The Associated Press filed Freedom of Information Act requests for the secret email addresses of appointed administration employees, and a Labor Department spokesman came back with an offer: you can have the emails if you give us a million bucks.
The AP tried to get the alternate addresses — being used by a variety government officials "to prevent their inboxes from being overwhelmed with unwanted messages" — after an Environmental Protection Agency administrator disclosed using separate email accounts for work last year. But the government was hesitant because, as spokespeople for Labor and the Department of Health and Human Services insisted, the accounts are necessary for government officials to do their jobs efficiently. After the AP filed the FOIA requests, they were met with this:
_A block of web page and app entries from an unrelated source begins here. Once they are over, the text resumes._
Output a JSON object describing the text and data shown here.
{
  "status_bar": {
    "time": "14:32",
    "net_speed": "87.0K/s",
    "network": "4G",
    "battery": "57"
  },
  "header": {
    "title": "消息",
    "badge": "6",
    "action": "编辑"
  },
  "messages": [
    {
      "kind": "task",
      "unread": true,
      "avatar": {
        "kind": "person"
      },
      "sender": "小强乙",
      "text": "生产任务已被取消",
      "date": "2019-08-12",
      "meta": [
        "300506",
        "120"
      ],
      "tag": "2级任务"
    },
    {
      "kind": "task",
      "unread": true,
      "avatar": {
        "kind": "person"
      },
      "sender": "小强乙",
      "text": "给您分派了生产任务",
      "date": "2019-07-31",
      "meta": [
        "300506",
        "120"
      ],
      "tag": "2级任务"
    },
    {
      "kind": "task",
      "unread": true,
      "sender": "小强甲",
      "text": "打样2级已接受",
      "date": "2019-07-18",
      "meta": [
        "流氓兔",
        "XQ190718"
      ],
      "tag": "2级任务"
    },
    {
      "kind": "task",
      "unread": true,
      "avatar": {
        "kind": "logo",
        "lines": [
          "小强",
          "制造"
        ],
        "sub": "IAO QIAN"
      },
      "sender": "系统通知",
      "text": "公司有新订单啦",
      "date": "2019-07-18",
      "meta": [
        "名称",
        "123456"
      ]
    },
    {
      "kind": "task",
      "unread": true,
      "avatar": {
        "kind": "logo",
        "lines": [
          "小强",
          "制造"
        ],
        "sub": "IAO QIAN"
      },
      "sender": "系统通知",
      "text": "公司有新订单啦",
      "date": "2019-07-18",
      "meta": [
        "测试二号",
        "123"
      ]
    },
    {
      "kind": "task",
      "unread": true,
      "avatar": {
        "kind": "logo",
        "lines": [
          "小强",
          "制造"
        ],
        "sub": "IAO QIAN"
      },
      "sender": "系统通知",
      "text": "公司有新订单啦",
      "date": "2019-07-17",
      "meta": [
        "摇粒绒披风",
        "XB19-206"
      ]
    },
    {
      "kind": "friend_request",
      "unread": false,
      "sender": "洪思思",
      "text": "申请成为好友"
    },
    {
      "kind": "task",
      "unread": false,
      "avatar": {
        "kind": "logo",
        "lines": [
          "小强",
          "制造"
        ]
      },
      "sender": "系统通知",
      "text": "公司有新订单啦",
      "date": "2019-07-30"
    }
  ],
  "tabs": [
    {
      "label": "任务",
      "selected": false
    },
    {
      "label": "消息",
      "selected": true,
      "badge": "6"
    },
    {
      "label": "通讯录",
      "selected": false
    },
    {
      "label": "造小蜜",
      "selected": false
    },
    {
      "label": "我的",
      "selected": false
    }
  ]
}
The Labor Department initially asked the AP to pay just over $1.03 million when the AP asked for email addresses of political appointees there. It said it needed pull 2,236 computer backup tapes from its archives and pay 50 people to pore over old records. Those costs included three weeks to identify tapes and ship them to a vendor, and pay each person $2,500 for nearly a month’s work.